4/19, 4:45 p.m. “Left-Wing Melancholia: A Conversation with Enzo Traverso,” 110 A.D. White House; co-sponsored by Theory Reading Group & Political Theory Workshop

..........................................................

SCIENCE & TECHNOLOGY STUDIES
sts.cornell.edu

4/17, 3:30 p.m. Joan Fujimura (Sociology, University of Wisconsin, Madison), “Big Biology, Infrastructures, & Race: How genomics became imbricated in representations of race & how race representations became imbricated in genomics,” 401 Physical Science Building

4/24, 3:30 p.m. Aryn Martin (Sociology, York University), “On Naming Acts,” 701 Clark Hall

..........................................................

SOUTH ASIA PROGRAM
sap.einaudi.cornell.edu

4/10, 12:15 p.m. Srimati Basu (Department of Gender and Women’s Studies, University of Kentucky), “In the Shadow of Feminism; Men’s Movements in India Imagine Family, Violence and Action,” G08 Uris Hall

4/17, 12:15 p.m. Emma Bird (Department of English and Comparative Literary Studies, University of Warwick), “Reading Between the Lines: Indian Poetry in English & the Challenges of the Archive,” G08 Uris Hall

4/19, 4:30 p.m. Ingirunthu (Here and Now), film screening and Q&A with director, Sumathy Sivamohan, G08 Uris Hall

4/24, 12:15 p.m. Laura Brown (Department of Anthropology, University of Pittsburgh), “Power Cut Comedy and Network Connections in Tamil Nadu, India,” G08 Uris Hall

4/28 & 29, 8:45 a.m. Conference: “Nepal and Himalayan Studies at Cornell: Community Engagement, Knowledge Circulation, and the Future of Scholarship”, Kahin Center, 640 Stewart Ave.

5/1, 12:15 p.m. Kareem Khubchandani (Department of Drama and Dance, Tufts University), “B1nary C0des: Dancing Dichotomies in Bangalore’s Gay Nightlife” G08 Uris Hall

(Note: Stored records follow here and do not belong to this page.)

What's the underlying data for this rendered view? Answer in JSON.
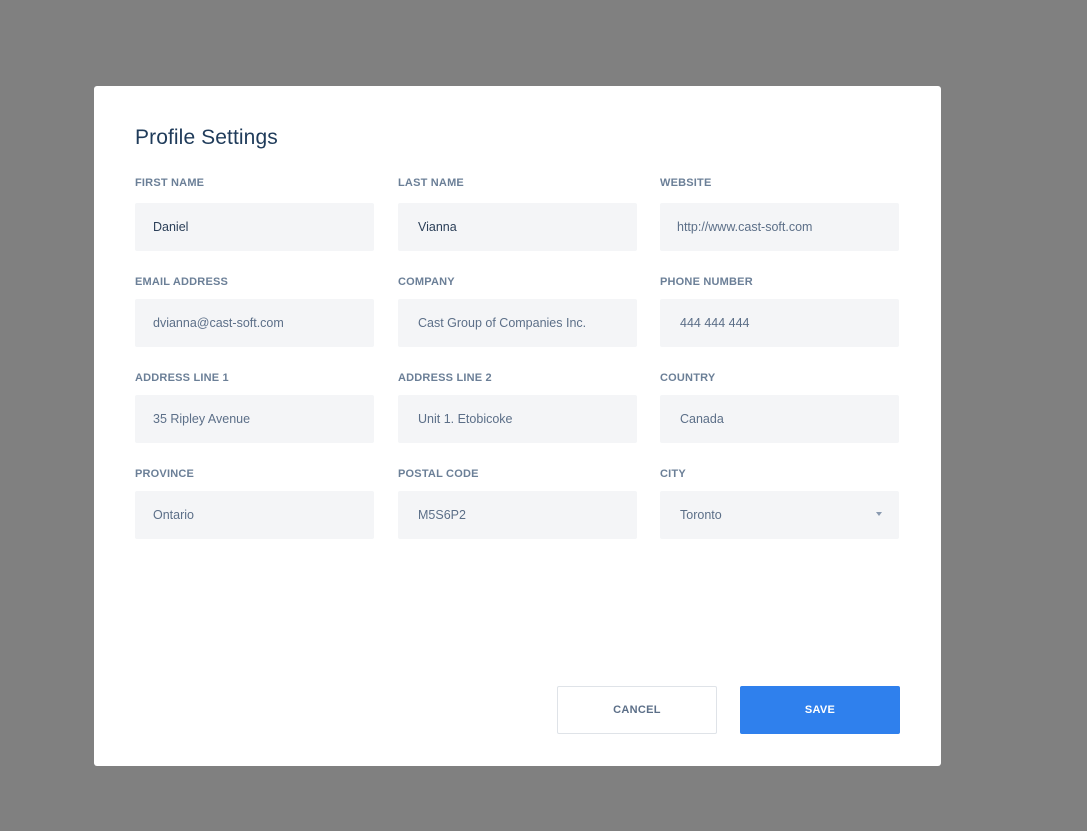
{
  "modal": {
    "title": "Profile Settings"
  },
  "fields": {
    "first_name": {
      "label": "FIRST NAME",
      "value": "Daniel"
    },
    "last_name": {
      "label": "LAST NAME",
      "value": "Vianna"
    },
    "website": {
      "label": "WEBSITE",
      "value": "http://www.cast-soft.com"
    },
    "email": {
      "label": "EMAIL ADDRESS",
      "value": "dvianna@cast-soft.com"
    },
    "company": {
      "label": "COMPANY",
      "value": "Cast Group of Companies Inc."
    },
    "phone": {
      "label": "PHONE NUMBER",
      "value": "444 444 444"
    },
    "address1": {
      "label": "ADDRESS LINE 1",
      "value": "35 Ripley Avenue"
    },
    "address2": {
      "label": "ADDRESS LINE 2",
      "value": "Unit 1. Etobicoke"
    },
    "country": {
      "label": "COUNTRY",
      "value": "Canada"
    },
    "province": {
      "label": "PROVINCE",
      "value": "Ontario"
    },
    "postal_code": {
      "label": "POSTAL CODE",
      "value": "M5S6P2"
    },
    "city": {
      "label": "CITY",
      "value": "Toronto"
    }
  },
  "icons": {
    "city_dropdown": "chevron-down-icon"
  },
  "buttons": {
    "cancel_label": "CANCEL",
    "save_label": "SAVE"
  },
  "colors": {
    "overlay": "#808080",
    "accent": "#2f80ed",
    "title": "#1f3b5a",
    "label": "#6b7f97",
    "input_bg": "#f4f5f7"
  }
}
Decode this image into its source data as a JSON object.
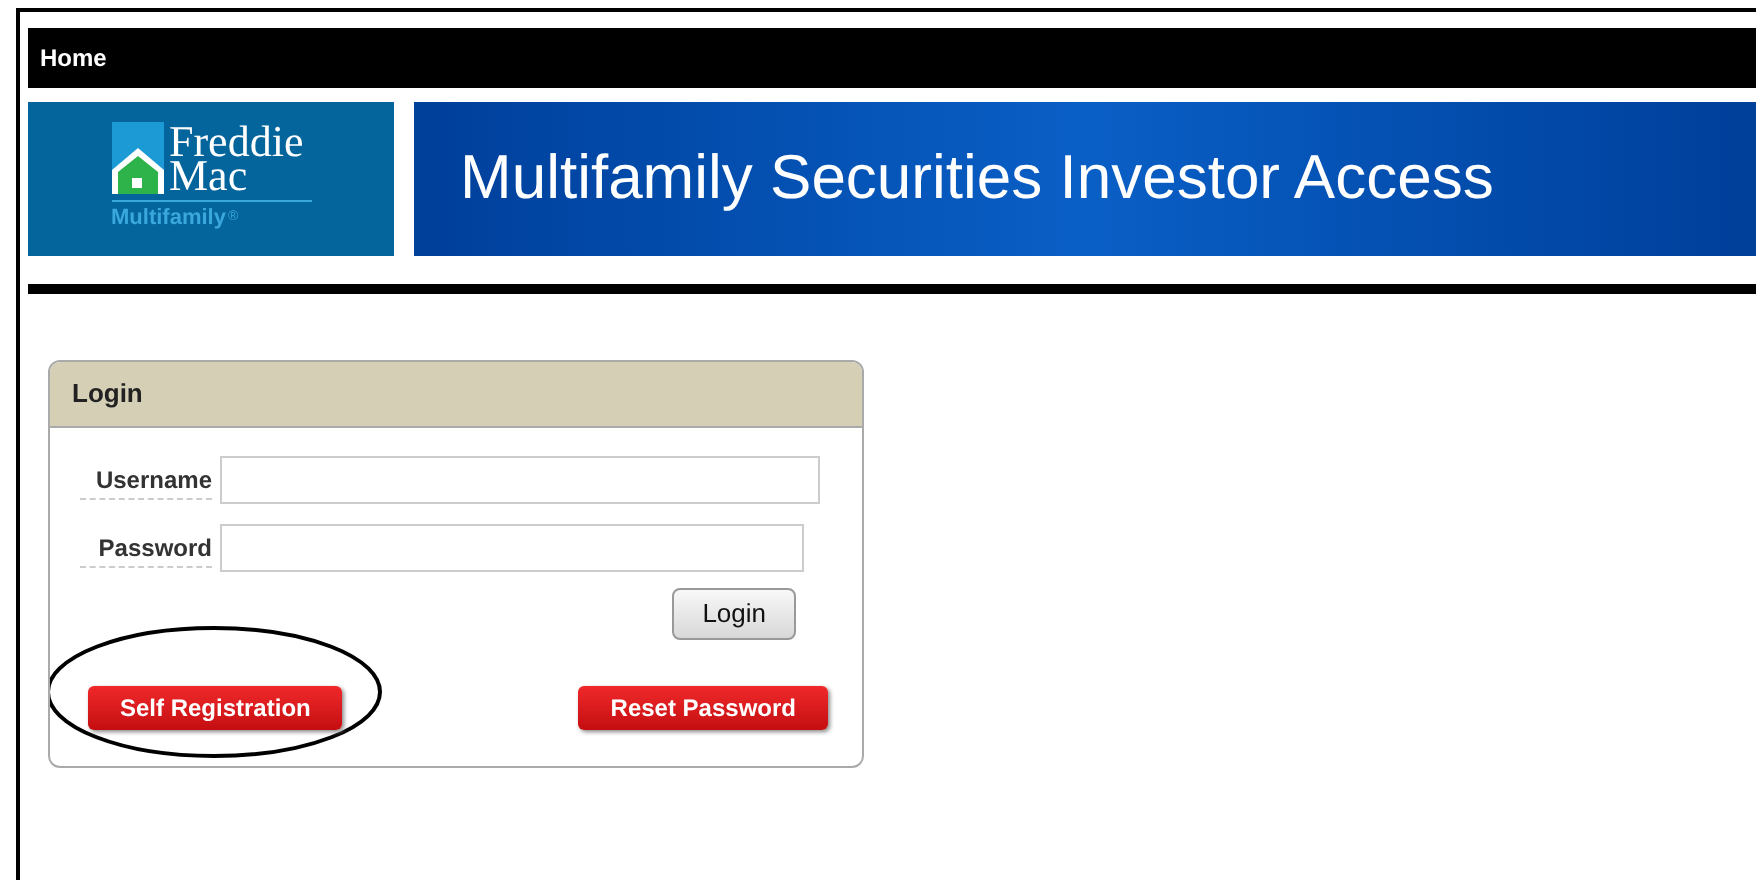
{
  "nav": {
    "home": "Home"
  },
  "logo": {
    "line_1": "Freddie",
    "line_2": "Mac",
    "sub": "Multifamily",
    "mark": "®"
  },
  "banner": {
    "title": "Multifamily Securities Investor Access"
  },
  "login": {
    "title": "Login",
    "fields": [
      {
        "label": "Username"
      },
      {
        "label": "Password"
      }
    ],
    "submit": "Login",
    "buttons": [
      {
        "label": "Self Registration",
        "circled": true
      },
      {
        "label": "Reset Password",
        "circled": false
      }
    ]
  }
}
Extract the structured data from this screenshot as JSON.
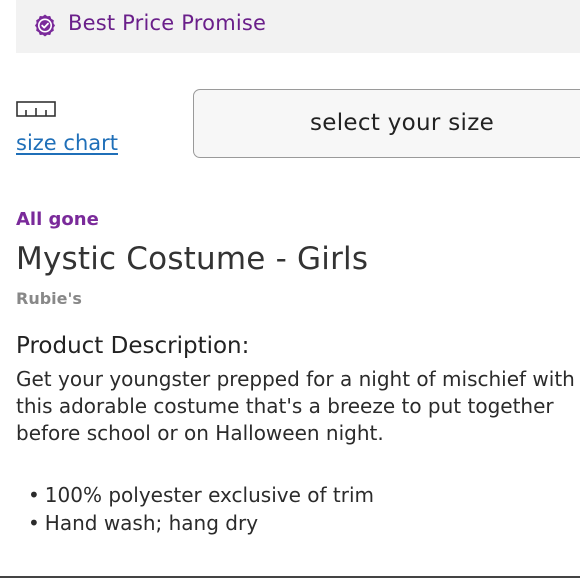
{
  "promise": {
    "label": "Best Price Promise",
    "icon": "badge-check-icon",
    "color": "#6a1f8a"
  },
  "size": {
    "chart_link": "size chart",
    "chart_icon": "ruler-icon",
    "select_label": "select your size"
  },
  "product": {
    "stock_status": "All gone",
    "title": "Mystic Costume - Girls",
    "brand": "Rubie's"
  },
  "description": {
    "heading": "Product Description:",
    "body": "Get your youngster prepped for a night of mischief with this adorable costume that's a breeze to put together before school or on Halloween night.",
    "bullets": [
      "100% polyester exclusive of trim",
      "Hand wash; hang dry"
    ]
  },
  "colors": {
    "accent": "#6a1f8a",
    "link": "#1f6fb8"
  }
}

5/3, 4:30 p.m. Sivamohan Sumathy (Department of English, University of Peradeniya), “Art as Ethnography: Troubling Narratives” G08 Uris Hall